Now the Department of Health and Human Services (HHS) has released over 400 pages of new federal regulations that are auspiciously entitled, “Protecting Statutory Conscience Rights in Health Care.” Here is the full document summary, via HHS:
The United States has a long history of providing protections in health care for individuals and entities on the basis of religious beliefs or moral convictions. Congress has passed many such laws applicable to [HHS] and the programs or activities it funds or administers, some of which are the subject of existing HHS regulations at 45 CFR part 88. This final rule revises existing regulations to ensure vigorous enforcement of Federal conscience and anti‐discrimination laws applicable to [HHS], its programs, and recipients of HHS funds, and to delegate overall enforcement and compliance responsibility to [HHS’s] Office for Civil Rights (“OCR”). In addition, this final rule clarifies OCR’s authority to initiate compliance reviews, conduct investigations, supervise and coordinate compliance by [HHS] and its components, and use enforcement tools otherwise available in existing regulations to address violations and resolve complaints. In order to ensure that recipients of Federal financial assistance and other [HHS] funds comply with their legal obligations, this final rule requires certain recipients to maintain records; cooperate with OCR’s investigations, reviews, or other proceedings; and submit written assurances and certifications of compliance to [HHS]. The final rule also encourages the recipients of HHS funds to provide notice to individuals and entities about their right be free from coercion or discrimination on account of religious beliefs or moral convictions.

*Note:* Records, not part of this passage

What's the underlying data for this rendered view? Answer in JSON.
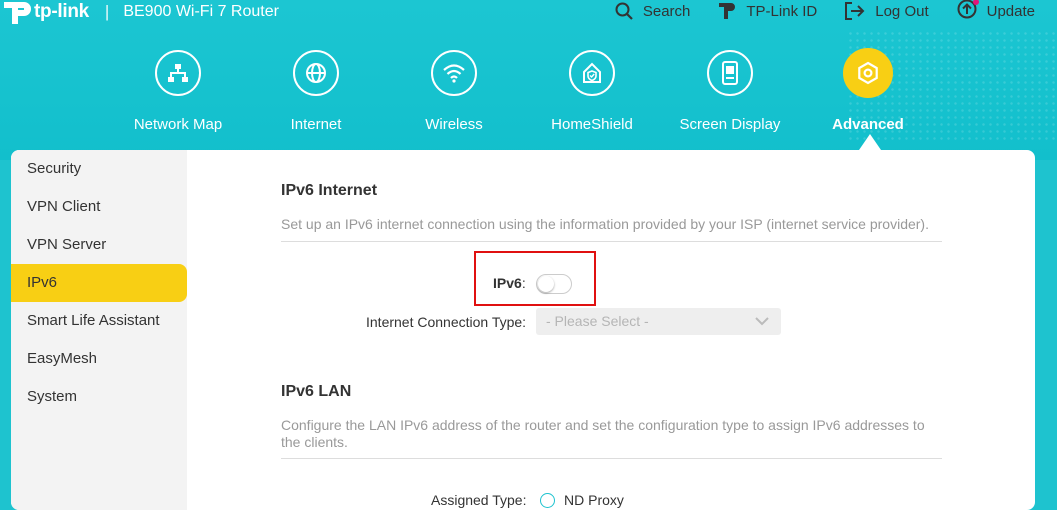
{
  "header": {
    "brand": "tp-link",
    "model": "BE900 Wi-Fi 7 Router",
    "actions": {
      "search": "Search",
      "tplink_id": "TP-Link ID",
      "logout": "Log Out",
      "update": "Update"
    }
  },
  "nav": {
    "items": [
      {
        "label": "Network Map",
        "icon": "network-map-icon"
      },
      {
        "label": "Internet",
        "icon": "globe-icon"
      },
      {
        "label": "Wireless",
        "icon": "wifi-icon"
      },
      {
        "label": "HomeShield",
        "icon": "home-shield-icon"
      },
      {
        "label": "Screen Display",
        "icon": "screen-display-icon"
      },
      {
        "label": "Advanced",
        "icon": "gear-icon",
        "active": true
      }
    ]
  },
  "sidebar": {
    "items": [
      {
        "label": "Security"
      },
      {
        "label": "VPN Client"
      },
      {
        "label": "VPN Server"
      },
      {
        "label": "IPv6",
        "active": true
      },
      {
        "label": "Smart Life Assistant"
      },
      {
        "label": "EasyMesh"
      },
      {
        "label": "System"
      }
    ]
  },
  "ipv6_internet": {
    "title": "IPv6 Internet",
    "description": "Set up an IPv6 internet connection using the information provided by your ISP (internet service provider).",
    "toggle_label": "IPv6",
    "toggle_colon": ":",
    "toggle_on": false,
    "connection_type_label": "Internet Connection Type:",
    "connection_type_value": "- Please Select -"
  },
  "ipv6_lan": {
    "title": "IPv6 LAN",
    "description": "Configure the LAN IPv6 address of the router and set the configuration type to assign IPv6 addresses to the clients.",
    "assigned_type_label": "Assigned Type:",
    "assigned_type_option": "ND Proxy"
  },
  "colors": {
    "header_bg": "#1ec3cf",
    "accent_yellow": "#f8cf14",
    "highlight_red": "#e01010"
  }
}
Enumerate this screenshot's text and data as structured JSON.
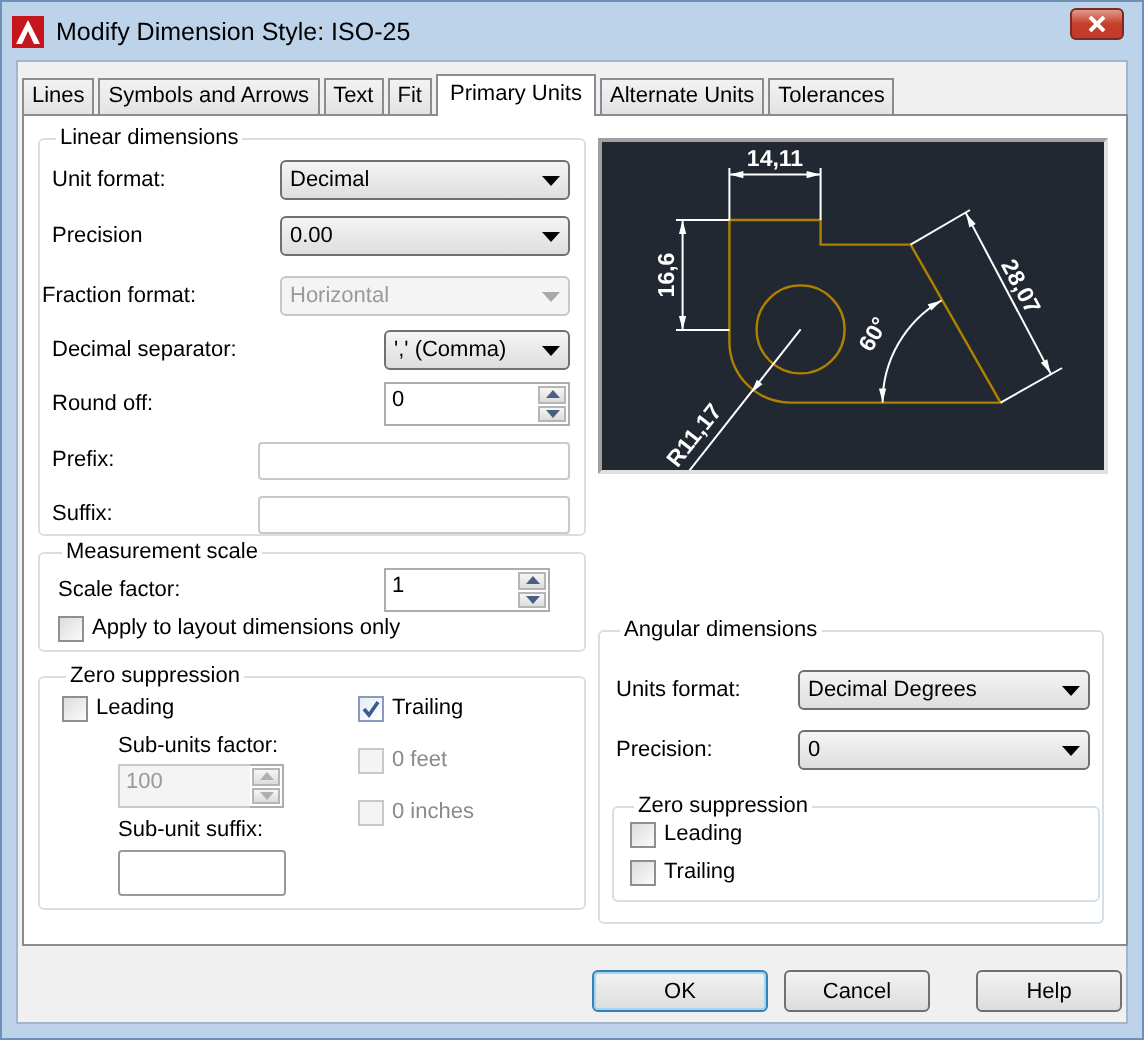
{
  "window": {
    "title": "Modify Dimension Style: ISO-25"
  },
  "tabs": [
    {
      "label": "Lines",
      "selected": false
    },
    {
      "label": "Symbols and Arrows",
      "selected": false
    },
    {
      "label": "Text",
      "selected": false
    },
    {
      "label": "Fit",
      "selected": false
    },
    {
      "label": "Primary Units",
      "selected": true
    },
    {
      "label": "Alternate Units",
      "selected": false
    },
    {
      "label": "Tolerances",
      "selected": false
    }
  ],
  "linear_dimensions": {
    "title": "Linear dimensions",
    "fields": [
      {
        "kind": "dropdown",
        "label": "Unit format:",
        "value": "Decimal",
        "disabled": false
      },
      {
        "kind": "dropdown",
        "label": "Precision",
        "value": "0.00",
        "disabled": false
      },
      {
        "kind": "dropdown",
        "label": "Fraction format:",
        "value": "Horizontal",
        "disabled": true
      },
      {
        "kind": "dropdown",
        "label": "Decimal separator:",
        "value": "',' (Comma)",
        "disabled": false
      },
      {
        "kind": "spinner",
        "label": "Round off:",
        "value": "0",
        "disabled": false
      },
      {
        "kind": "text",
        "label": "Prefix:",
        "disabled": false
      },
      {
        "kind": "text",
        "label": "Suffix:",
        "disabled": false
      }
    ]
  },
  "measurement_scale": {
    "title": "Measurement scale",
    "scale_factor": {
      "label": "Scale factor:",
      "value": "1"
    },
    "apply_to_layout": {
      "label": "Apply to layout dimensions only",
      "checked": false
    }
  },
  "zero_suppression": {
    "title": "Zero suppression",
    "leading": {
      "label": "Leading",
      "checked": false
    },
    "sub_units_factor": {
      "label": "Sub-units factor:",
      "value": "100",
      "disabled": true
    },
    "sub_unit_suffix": {
      "label": "Sub-unit suffix:"
    },
    "right_options": [
      {
        "label": "Trailing",
        "checked": true,
        "disabled": false
      },
      {
        "label": "0 feet",
        "checked": false,
        "disabled": true
      },
      {
        "label": "0 inches",
        "checked": false,
        "disabled": true
      }
    ]
  },
  "preview": {
    "dimension_labels": [
      "14,11",
      "16,6",
      "28,07",
      "60°",
      "R11,17"
    ]
  },
  "angular_dimensions": {
    "title": "Angular dimensions",
    "units_format": {
      "label": "Units format:",
      "value": "Decimal Degrees"
    },
    "precision": {
      "label": "Precision:",
      "value": "0"
    },
    "zero_suppression": {
      "title": "Zero suppression",
      "options": [
        {
          "label": "Leading",
          "checked": false
        },
        {
          "label": "Trailing",
          "checked": false
        }
      ]
    }
  },
  "buttons": [
    {
      "label": "OK",
      "default": true
    },
    {
      "label": "Cancel",
      "default": false
    },
    {
      "label": "Help",
      "default": false
    }
  ]
}
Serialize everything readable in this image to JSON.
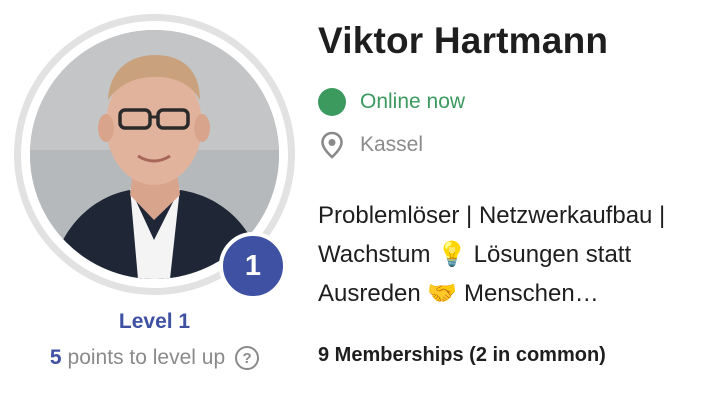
{
  "profile": {
    "name": "Viktor Hartmann",
    "status": "Online now",
    "location": "Kassel",
    "bio": "Problemlöser | Netzwerkaufbau | Wachstum 💡 Lösungen statt Ausreden 🤝 Menschen…",
    "memberships": "9 Memberships (2 in common)",
    "avatar_icon": "profile-photo"
  },
  "level": {
    "badge_number": "1",
    "label": "Level 1",
    "points": "5",
    "points_suffix": "points to level up",
    "help_icon": "question-circle-icon"
  },
  "colors": {
    "accent": "#3f51a3",
    "online": "#3c9a5f",
    "muted": "#8a8a8a"
  }
}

Perhaps the final line is the most important: If HHS funding recipients are expressly made aware of their non-discrimination legal protections based on personal convictions, that ought to be hugely beneficial for religious liberty all across the land.
Nate Madden helps summarizes the HHS regulations at Conservative Review: “A primary goal of the new regulation is to ensure that people and institutions in the medical field cannot be discriminated against by the government or others because of beliefs that bar them from taking part in or providing abortion. It also protects beliefs against contraception and ‘assisted suicide, euthanasia, or mercy killing.'”
HHS’s Office for Civil Rights, which will administer the guidelines, is led by longtime conservative legal hand Roger Severino. A HHS statement released concurrent with the regulations has this statement from Severino:
[L]aws prohibiting government funded discrimination against conscience and religious freedom will be enforced like every other civil rights law. This rule ensures that healthcare entities and professionals won’t be bullied out of the health care field because they decline to participate in actions that violate their conscience, including the taking of human life. Protecting conscience and religious freedom not only fosters greater diversity in healthcare, it’s the law.